§ Exercise description
Every line below must be given again exactly.
Segment Open
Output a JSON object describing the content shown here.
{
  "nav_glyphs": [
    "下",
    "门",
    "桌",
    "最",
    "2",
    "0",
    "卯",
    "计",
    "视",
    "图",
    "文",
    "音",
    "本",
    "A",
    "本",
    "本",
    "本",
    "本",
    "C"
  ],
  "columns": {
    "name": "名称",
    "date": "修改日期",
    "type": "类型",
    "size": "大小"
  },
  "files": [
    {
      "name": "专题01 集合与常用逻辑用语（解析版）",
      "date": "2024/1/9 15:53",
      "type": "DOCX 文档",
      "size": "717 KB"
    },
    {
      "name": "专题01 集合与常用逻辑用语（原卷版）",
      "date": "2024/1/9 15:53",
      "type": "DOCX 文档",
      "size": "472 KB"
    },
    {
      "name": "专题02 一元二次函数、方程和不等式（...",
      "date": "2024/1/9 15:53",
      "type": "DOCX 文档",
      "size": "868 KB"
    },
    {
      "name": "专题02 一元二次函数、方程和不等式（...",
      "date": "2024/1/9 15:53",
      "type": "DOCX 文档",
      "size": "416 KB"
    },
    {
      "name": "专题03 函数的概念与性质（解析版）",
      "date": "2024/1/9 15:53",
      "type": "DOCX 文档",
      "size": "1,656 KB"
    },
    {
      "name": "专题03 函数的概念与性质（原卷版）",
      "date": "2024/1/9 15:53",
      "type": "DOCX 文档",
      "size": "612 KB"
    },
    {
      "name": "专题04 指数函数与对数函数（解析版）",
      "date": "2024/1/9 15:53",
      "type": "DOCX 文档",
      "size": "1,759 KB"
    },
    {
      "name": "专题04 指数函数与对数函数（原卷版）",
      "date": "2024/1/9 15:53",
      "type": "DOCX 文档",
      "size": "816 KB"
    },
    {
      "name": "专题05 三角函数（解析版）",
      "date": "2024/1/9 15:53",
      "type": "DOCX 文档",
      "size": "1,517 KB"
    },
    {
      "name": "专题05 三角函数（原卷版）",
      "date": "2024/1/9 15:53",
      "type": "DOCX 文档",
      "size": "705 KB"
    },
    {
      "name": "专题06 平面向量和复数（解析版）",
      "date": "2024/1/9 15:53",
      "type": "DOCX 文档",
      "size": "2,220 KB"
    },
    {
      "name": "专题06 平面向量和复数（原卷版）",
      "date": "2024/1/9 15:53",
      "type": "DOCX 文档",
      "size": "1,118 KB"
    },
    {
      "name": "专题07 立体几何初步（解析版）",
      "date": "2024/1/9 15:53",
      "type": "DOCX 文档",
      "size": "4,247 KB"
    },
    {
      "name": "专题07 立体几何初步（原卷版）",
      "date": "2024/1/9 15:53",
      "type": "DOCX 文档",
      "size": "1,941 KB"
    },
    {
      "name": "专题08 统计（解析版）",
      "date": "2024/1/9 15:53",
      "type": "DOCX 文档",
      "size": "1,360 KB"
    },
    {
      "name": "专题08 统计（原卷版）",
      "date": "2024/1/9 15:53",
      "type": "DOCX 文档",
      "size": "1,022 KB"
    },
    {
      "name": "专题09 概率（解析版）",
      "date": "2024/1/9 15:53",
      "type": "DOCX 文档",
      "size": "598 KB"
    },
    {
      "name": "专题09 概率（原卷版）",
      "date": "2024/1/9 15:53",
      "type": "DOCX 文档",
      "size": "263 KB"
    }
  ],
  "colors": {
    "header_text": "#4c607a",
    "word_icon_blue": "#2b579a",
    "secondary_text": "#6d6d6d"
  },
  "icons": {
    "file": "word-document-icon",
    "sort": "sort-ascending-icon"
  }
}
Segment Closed
§ Output
Output a JSON object describing the content shown here.
{
  "nav_glyphs": [
    "下",
    "门",
    "桌",
    "最",
    "2",
    "0",
    "卯",
    "计",
    "视",
    "图",
    "文",
    "音",
    "本",
    "A",
    "本",
    "本",
    "本",
    "本",
    "C"
  ],
  "columns": {
    "name": "名称",
    "date": "修改日期",
    "type": "类型",
    "size": "大小"
  },
  "files": [
    {
      "name": "专题01 集合与常用逻辑用语（解析版）",
      "date": "2024/1/9 15:53",
      "type": "DOCX 文档",
      "size": "717 KB"
    },
    {
      "name": "专题01 集合与常用逻辑用语（原卷版）",
      "date": "2024/1/9 15:53",
      "type": "DOCX 文档",
      "size": "472 KB"
    },
    {
      "name": "专题02 一元二次函数、方程和不等式（...",
      "date": "2024/1/9 15:53",
      "type": "DOCX 文档",
      "size": "868 KB"
    },
    {
      "name": "专题02 一元二次函数、方程和不等式（...",
      "date": "2024/1/9 15:53",
      "type": "DOCX 文档",
      "size": "416 KB"
    },
    {
      "name": "专题03 函数的概念与性质（解析版）",
      "date": "2024/1/9 15:53",
      "type": "DOCX 文档",
      "size": "1,656 KB"
    },
    {
      "name": "专题03 函数的概念与性质（原卷版）",
      "date": "2024/1/9 15:53",
      "type": "DOCX 文档",
      "size": "612 KB"
    },
    {
      "name": "专题04 指数函数与对数函数（解析版）",
      "date": "2024/1/9 15:53",
      "type": "DOCX 文档",
      "size": "1,759 KB"
    },
    {
      "name": "专题04 指数函数与对数函数（原卷版）",
      "date": "2024/1/9 15:53",
      "type": "DOCX 文档",
      "size": "816 KB"
    },
    {
      "name": "专题05 三角函数（解析版）",
      "date": "2024/1/9 15:53",
      "type": "DOCX 文档",
      "size": "1,517 KB"
    },
    {
      "name": "专题05 三角函数（原卷版）",
      "date": "2024/1/9 15:53",
      "type": "DOCX 文档",
      "size": "705 KB"
    },
    {
      "name": "专题06 平面向量和复数（解析版）",
      "date": "2024/1/9 15:53",
      "type": "DOCX 文档",
      "size": "2,220 KB"
    },
    {
      "name": "专题06 平面向量和复数（原卷版）",
      "date": "2024/1/9 15:53",
      "type": "DOCX 文档",
      "size": "1,118 KB"
    },
    {
      "name": "专题07 立体几何初步（解析版）",
      "date": "2024/1/9 15:53",
      "type": "DOCX 文档",
      "size": "4,247 KB"
    },
    {
      "name": "专题07 立体几何初步（原卷版）",
      "date": "2024/1/9 15:53",
      "type": "DOCX 文档",
      "size": "1,941 KB"
    },
    {
      "name": "专题08 统计（解析版）",
      "date": "2024/1/9 15:53",
      "type": "DOCX 文档",
      "size": "1,360 KB"
    },
    {
      "name": "专题08 统计（原卷版）",
      "date": "2024/1/9 15:53",
      "type": "DOCX 文档",
      "size": "1,022 KB"
    },
    {
      "name": "专题09 概率（解析版）",
      "date": "2024/1/9 15:53",
      "type": "DOCX 文档",
      "size": "598 KB"
    },
    {
      "name": "专题09 概率（原卷版）",
      "date": "2024/1/9 15:53",
      "type": "DOCX 文档",
      "size": "263 KB"
    }
  ],
  "colors": {
    "header_text": "#4c607a",
    "word_icon_blue": "#2b579a",
    "secondary_text": "#6d6d6d"
  },
  "icons": {
    "file": "word-document-icon",
    "sort": "sort-ascending-icon"
  }
}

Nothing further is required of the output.